You allude to my conduct last vacation.  I think perhaps you refer to my speaking about teaching.  Oh John -- do not for one moment think that if it were given me to choose between becoming your wife next fall and becoming a teacher I should not unhesitatingly decide for the first.  I remember well how I felt at the time of that conversation.  It seemed to me that you would like to have me teach, provided the place was a good one & I have always felt since I have been here that it would be gratifying to you to have me return as a teacher.  & from that feeling has arisen the desire ever to do so.  If we were sure that we could not be settled before Spring, I think it would be better for me to teach than to remain at home.  I have no desire so strong as to be united with you.  And when I think that it may not be permitted before another Spring I cannot endure the thought -- and when I think that it may be in a few months I am so happy that I cannot without great effort discharge my school duties.  Perhaps my last letter did seem to be wanting in spirit.  I felt very tired when I wrote it -- & it did not satisfy me.  I read it over and it seemed to me that there was not as much heart in it as I wished there was, but I had not time to write another.
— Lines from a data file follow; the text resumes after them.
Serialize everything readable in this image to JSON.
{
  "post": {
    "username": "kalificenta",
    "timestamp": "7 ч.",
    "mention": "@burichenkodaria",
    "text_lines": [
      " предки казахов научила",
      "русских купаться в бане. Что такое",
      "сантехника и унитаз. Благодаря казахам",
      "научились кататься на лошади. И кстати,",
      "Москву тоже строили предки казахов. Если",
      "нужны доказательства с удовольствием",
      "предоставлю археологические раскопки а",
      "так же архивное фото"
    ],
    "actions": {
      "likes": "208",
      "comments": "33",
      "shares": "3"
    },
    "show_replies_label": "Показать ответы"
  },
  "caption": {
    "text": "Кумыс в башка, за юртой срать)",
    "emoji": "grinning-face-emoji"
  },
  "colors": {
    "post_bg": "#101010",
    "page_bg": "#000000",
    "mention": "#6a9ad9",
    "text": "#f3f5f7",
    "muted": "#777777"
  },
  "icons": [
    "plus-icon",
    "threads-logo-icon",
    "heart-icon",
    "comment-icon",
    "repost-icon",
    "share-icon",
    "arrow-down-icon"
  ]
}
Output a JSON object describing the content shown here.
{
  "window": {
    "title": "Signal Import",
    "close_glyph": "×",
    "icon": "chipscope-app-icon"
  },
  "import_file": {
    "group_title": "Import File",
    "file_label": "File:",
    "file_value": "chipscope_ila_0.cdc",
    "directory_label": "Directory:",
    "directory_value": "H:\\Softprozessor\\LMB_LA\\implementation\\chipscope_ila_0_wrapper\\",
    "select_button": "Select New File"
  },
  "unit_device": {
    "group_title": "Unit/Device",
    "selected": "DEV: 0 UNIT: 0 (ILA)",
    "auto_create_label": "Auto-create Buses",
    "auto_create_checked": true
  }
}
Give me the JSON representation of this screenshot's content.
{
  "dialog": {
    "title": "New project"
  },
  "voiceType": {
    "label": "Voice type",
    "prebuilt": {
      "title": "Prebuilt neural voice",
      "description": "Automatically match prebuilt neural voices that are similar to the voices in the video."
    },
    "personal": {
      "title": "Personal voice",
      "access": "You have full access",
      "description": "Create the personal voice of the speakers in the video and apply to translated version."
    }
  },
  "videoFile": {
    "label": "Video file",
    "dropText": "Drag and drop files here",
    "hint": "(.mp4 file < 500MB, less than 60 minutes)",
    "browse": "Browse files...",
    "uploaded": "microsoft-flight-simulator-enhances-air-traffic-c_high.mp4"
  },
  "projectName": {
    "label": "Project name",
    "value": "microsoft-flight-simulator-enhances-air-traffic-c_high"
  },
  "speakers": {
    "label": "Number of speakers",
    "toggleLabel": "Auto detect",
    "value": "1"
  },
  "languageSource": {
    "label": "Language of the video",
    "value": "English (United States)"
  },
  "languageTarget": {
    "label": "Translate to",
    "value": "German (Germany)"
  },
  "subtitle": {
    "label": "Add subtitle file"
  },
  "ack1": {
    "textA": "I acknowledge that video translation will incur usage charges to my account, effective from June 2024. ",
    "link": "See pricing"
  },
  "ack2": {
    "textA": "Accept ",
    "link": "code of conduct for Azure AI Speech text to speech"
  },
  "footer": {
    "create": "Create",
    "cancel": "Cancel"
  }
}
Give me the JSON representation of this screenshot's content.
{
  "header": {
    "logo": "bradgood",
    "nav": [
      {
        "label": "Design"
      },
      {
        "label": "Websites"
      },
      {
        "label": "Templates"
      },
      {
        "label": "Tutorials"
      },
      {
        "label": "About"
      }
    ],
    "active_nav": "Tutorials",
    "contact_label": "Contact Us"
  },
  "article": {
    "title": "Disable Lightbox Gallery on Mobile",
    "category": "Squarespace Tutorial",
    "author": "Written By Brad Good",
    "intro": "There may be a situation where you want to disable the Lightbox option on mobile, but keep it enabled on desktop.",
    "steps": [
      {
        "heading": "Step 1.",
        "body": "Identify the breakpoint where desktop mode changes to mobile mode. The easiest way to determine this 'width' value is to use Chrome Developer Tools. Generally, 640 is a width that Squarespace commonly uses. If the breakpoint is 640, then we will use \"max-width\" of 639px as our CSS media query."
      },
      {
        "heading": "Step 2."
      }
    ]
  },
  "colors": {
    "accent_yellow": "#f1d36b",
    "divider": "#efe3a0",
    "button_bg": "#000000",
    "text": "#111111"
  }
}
My labors will be greater this term than ever before. I feel anxious to do as well in my studies as I can for I know the teachers expect a great deal of me.  

I have had a table given me and one or two other things appear as if there was some confidence in me at least. The girls say that I shall be invited back as teacher next year but I don't expect it. I wish I could see you and tell you all about these things. It is not pleasant to occupy a position which others covet, & which might subject one to envy & criticisms.  

To-morrow we have our first class meeting & I anticipate trouble from it. From some whisperings I suspect that I am a candidate for the Presidency.*  There are two parties -- electioneering &c. What shall I do if I am elected?  I feel that I cannot accept the offer. I do not think I have a single enemy in the class but there are a few as I learn who are anxious to get the power into their own hands. I hope I shall have decision & strength and wisdom to do right. Oh, I [wish?] to tell you of these things for there are no other one to whom I can speak of them.  Pray for me that I may. 

The history of my friend's trials to wh. I alluded in my last involved things of such a nature that upon reflection it seemed best not to commit it to paper.  Things that we could better talk about than write.  

I have been interrupted two hours since beginning this letter and have been obliged to finish it in the greatest haste.  My love I will not neglect you.  Oh tell me when my letters seem cold.  My heart is always warm. I love you increasingly.  Forgive me that I have pained you, I have done it unconsciously.  I love you, love you.  When shall I see you?  Oh, I shall have so much to [?] into your heart.  I must bid you "good night".

I am your own Louisa

Shall I hear from you on Sat.?  If there is anything still unexplained, oh tell me.  I do love you & you must not doubt it.

 * Mrs. Helen French Gulliver, a classmate of Louisa Dickinson, wrote in 1881: "Louisa entered the Senior Class, a stranger.  The class numbered nearly sixty, and there were many women of fine abilities and lovely character in it.  In a very brief time Louisa took, unconsciously to herself, the first place among us. . . . The class showed its appreciation of her by desiring to make her Class President. She declined the honor, believing it should be given to one who had been a member of the class from its first year."  
finding aidoriginal